Wills and Estate Planning

What's the difference between inheritance tax and estate tax?

We can't escape taxes. Even after we're gone, our loved ones may have to pay taxes on the hard-earned money we left them. Or do they? Learn about inheritance and estate taxes and consult your financial advisor.

Understand the difference while planning your estate

If you've inherited money or property after a loved one dies, you may be subject to an inheritance tax. This is a state tax in which the beneficiary (the person or persons who receive money or property from the estate of a deceased person), must pay. Unlike the federal estate tax (where the estate pays the taxes), inheritance taxes are the responsibility of the beneficiary of the property. This tax is calculated separately for each beneficiary, and as such, each beneficiary is responsible for paying his or her own inheritance taxes.

For estate planning purposes, it's important to note that not all states are subject to an inheritance tax. As of 2014, the six states that impose an inheritance tax include Nebraska, Iowa, Kentucky, Pennsylvania, Indiana, and Tennessee. Additionally, Maryland and New Jersey have both inheritance and estate taxes.1

The main difference between an inheritance and estate taxes is in who is responsible for paying it. Unlike an inheritance tax, estate taxes are charged against the estate regardless of who inherits the deceased's assets. The executor is responsible for filing a single estate tax return and pays the tax out of the estate's funds. An estate tax is calculated on the total value of a deceased's assets, and is to be paid before any distribution is made to the beneficiaries. Note: Heirs will not be held liable for the taxes, unless the executor fails to pay them.

Taxes, whether inheritance or state, must be considered in estate planning. By doing so, you can plan ahead to ensure that more of your legacy goes to those you love, and isn't seriously diminished by taxes.

Note: This article is to provide general education on estate planning and not as legal advice. For more information, consult with an estate planning attorney located in your state, particularly if you move from one state to another.


1. http://taxfoundation.org/blog/state-estate-and-inheritance-taxes-2014

Was this article helpful?
1
0

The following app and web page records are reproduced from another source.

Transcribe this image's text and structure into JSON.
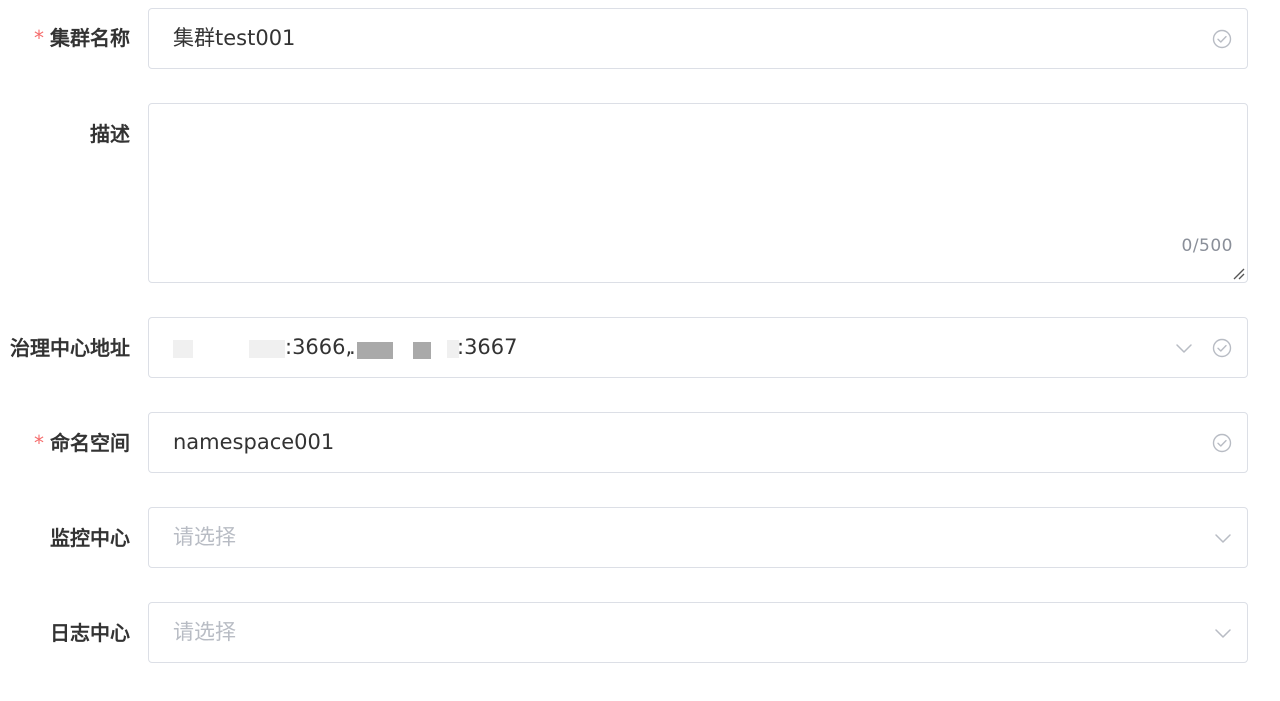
{
  "form": {
    "cluster_name": {
      "label": "集群名称",
      "required_mark": "*",
      "value": "集群test001"
    },
    "description": {
      "label": "描述",
      "value": "",
      "counter": "0/500"
    },
    "governance_address": {
      "label": "治理中心地址",
      "value_part1": ":3666,",
      "value_part2": ".",
      "value_part3": ":3667"
    },
    "namespace": {
      "label": "命名空间",
      "required_mark": "*",
      "value": "namespace001"
    },
    "monitor_center": {
      "label": "监控中心",
      "placeholder": "请选择"
    },
    "log_center": {
      "label": "日志中心",
      "placeholder": "请选择"
    }
  },
  "colors": {
    "required": "#f56c6c",
    "border": "#dcdfe6",
    "placeholder": "#b8bcc4",
    "text": "#333333"
  },
  "icons": [
    "check-circle-icon",
    "chevron-down-icon",
    "resize-handle-icon"
  ]
}
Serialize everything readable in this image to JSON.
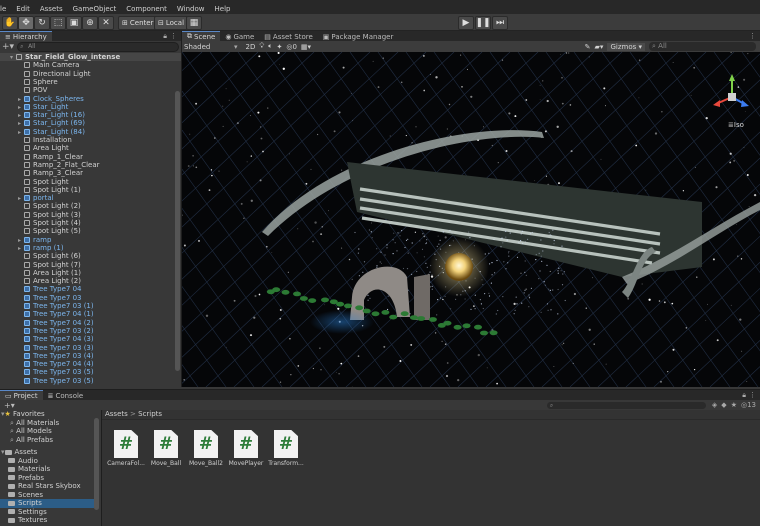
{
  "menu": [
    "le",
    "Edit",
    "Assets",
    "GameObject",
    "Component",
    "Window",
    "Help"
  ],
  "toolbar": {
    "pivot_label": "Center",
    "space_label": "Local"
  },
  "hierarchy": {
    "tab_label": "Hierarchy",
    "search_placeholder": "All",
    "items": [
      {
        "label": "Star_Field_Glow_intense",
        "depth": 0,
        "kind": "root",
        "arrow": "▾"
      },
      {
        "label": "Main Camera",
        "depth": 1,
        "kind": "object"
      },
      {
        "label": "Directional Light",
        "depth": 1,
        "kind": "object"
      },
      {
        "label": "Sphere",
        "depth": 1,
        "kind": "object"
      },
      {
        "label": "POV",
        "depth": 1,
        "kind": "object"
      },
      {
        "label": "Clock_Spheres",
        "depth": 1,
        "kind": "prefab",
        "arrow": "▸",
        "chev": true
      },
      {
        "label": "Star_Light",
        "depth": 1,
        "kind": "prefab",
        "arrow": "▸",
        "chev": true
      },
      {
        "label": "Star_Light (16)",
        "depth": 1,
        "kind": "prefab",
        "arrow": "▸",
        "chev": true
      },
      {
        "label": "Star_Light (69)",
        "depth": 1,
        "kind": "prefab",
        "arrow": "▸",
        "chev": true
      },
      {
        "label": "Star_Light (84)",
        "depth": 1,
        "kind": "prefab",
        "arrow": "▸",
        "chev": true
      },
      {
        "label": "Installation",
        "depth": 1,
        "kind": "object"
      },
      {
        "label": "Area Light",
        "depth": 1,
        "kind": "object"
      },
      {
        "label": "Ramp_1_Clear",
        "depth": 1,
        "kind": "object"
      },
      {
        "label": "Ramp_2_Flat_Clear",
        "depth": 1,
        "kind": "object"
      },
      {
        "label": "Ramp_3_Clear",
        "depth": 1,
        "kind": "object"
      },
      {
        "label": "Spot Light",
        "depth": 1,
        "kind": "object"
      },
      {
        "label": "Spot Light (1)",
        "depth": 1,
        "kind": "object"
      },
      {
        "label": "portal",
        "depth": 1,
        "kind": "prefab",
        "arrow": "▸"
      },
      {
        "label": "Spot Light (2)",
        "depth": 1,
        "kind": "object"
      },
      {
        "label": "Spot Light (3)",
        "depth": 1,
        "kind": "object"
      },
      {
        "label": "Spot Light (4)",
        "depth": 1,
        "kind": "object"
      },
      {
        "label": "Spot Light (5)",
        "depth": 1,
        "kind": "object"
      },
      {
        "label": "ramp",
        "depth": 1,
        "kind": "prefab",
        "arrow": "▸"
      },
      {
        "label": "ramp (1)",
        "depth": 1,
        "kind": "prefab",
        "arrow": "▸"
      },
      {
        "label": "Spot Light (6)",
        "depth": 1,
        "kind": "object"
      },
      {
        "label": "Spot Light (7)",
        "depth": 1,
        "kind": "object"
      },
      {
        "label": "Area Light (1)",
        "depth": 1,
        "kind": "object"
      },
      {
        "label": "Area Light (2)",
        "depth": 1,
        "kind": "object"
      },
      {
        "label": "Tree Type7 04",
        "depth": 1,
        "kind": "prefab"
      },
      {
        "label": "Tree Type7 03",
        "depth": 1,
        "kind": "prefab"
      },
      {
        "label": "Tree Type7 03 (1)",
        "depth": 1,
        "kind": "prefab"
      },
      {
        "label": "Tree Type7 04 (1)",
        "depth": 1,
        "kind": "prefab"
      },
      {
        "label": "Tree Type7 04 (2)",
        "depth": 1,
        "kind": "prefab"
      },
      {
        "label": "Tree Type7 03 (2)",
        "depth": 1,
        "kind": "prefab"
      },
      {
        "label": "Tree Type7 04 (3)",
        "depth": 1,
        "kind": "prefab"
      },
      {
        "label": "Tree Type7 03 (3)",
        "depth": 1,
        "kind": "prefab"
      },
      {
        "label": "Tree Type7 03 (4)",
        "depth": 1,
        "kind": "prefab"
      },
      {
        "label": "Tree Type7 04 (4)",
        "depth": 1,
        "kind": "prefab"
      },
      {
        "label": "Tree Type7 03 (5)",
        "depth": 1,
        "kind": "prefab"
      },
      {
        "label": "Tree Type7 03 (5)",
        "depth": 1,
        "kind": "prefab"
      }
    ]
  },
  "scene": {
    "tabs": [
      {
        "label": "Scene",
        "active": true,
        "icon": "scene-icon"
      },
      {
        "label": "Game",
        "active": false,
        "icon": "game-icon"
      },
      {
        "label": "Asset Store",
        "active": false,
        "icon": "store-icon"
      },
      {
        "label": "Package Manager",
        "active": false,
        "icon": "package-icon"
      }
    ],
    "shading_mode": "Shaded",
    "mode_2d": "2D",
    "hidden_count": "0",
    "gizmos_label": "Gizmos",
    "search_placeholder": "All",
    "projection_label": "Iso"
  },
  "project": {
    "tabs": [
      {
        "label": "Project",
        "active": true
      },
      {
        "label": "Console",
        "active": false
      }
    ],
    "hidden_count": "13",
    "favorites_label": "Favorites",
    "favorites": [
      "All Materials",
      "All Models",
      "All Prefabs"
    ],
    "assets_label": "Assets",
    "folders": [
      "Audio",
      "Materials",
      "Prefabs",
      "Real Stars Skybox",
      "Scenes",
      "Scripts",
      "Settings",
      "Textures"
    ],
    "selected_folder": "Scripts",
    "breadcrumb": [
      "Assets",
      "Scripts"
    ],
    "scripts": [
      "CameraFol...",
      "Move_Ball",
      "Move_Ball2",
      "MovePlayer",
      "Transform..."
    ],
    "script_glyph": "#"
  },
  "colors": {
    "prefab_text": "#7cb6ee",
    "active_tab_accent": "#5a88c8",
    "script_hash": "#2e7d3a"
  }
}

All Learning Center articles are general summaries that can be used when considering your financial future at various life stages. The information presented is for educational purposes and is meant to supplement other information specific to your situation. It is not intended as investment advice and does not necessarily represent the opinion of Protective Life or its subsidiaries.

Learning Center articles may describe services and financial products not offered by Protective Life or its subsidiaries. Descriptions of financial products contained in Learning Center articles are not intended to represent those offered by Protective Life or its subsidiaries.

Neither Protective Life nor its representatives offer legal or tax advice. We encourage you to consult with your financial adviser and legal or tax adviser regarding your individual situations before making investment, social security, retirement planning, and tax‐related decisions. For information about Protective Life and its products and services, visit www.protective.com.

Companies and organizations linked from Learning Center articles have no affiliation with Protective Life or its subsidiaries.

Estate Planning

Understanding estate and inheritance taxes can be vital to solid estate planning. If you don't plan accordingly, your loved ones may be forced to pay more inheritance tax, and not receive what you intended for them. This article presents the basic difference between estate and inheritance taxes so that you can be better informed when it comes to estate planning. For more information, visit the Protective Life Learning Center.

WEB.1759.10.15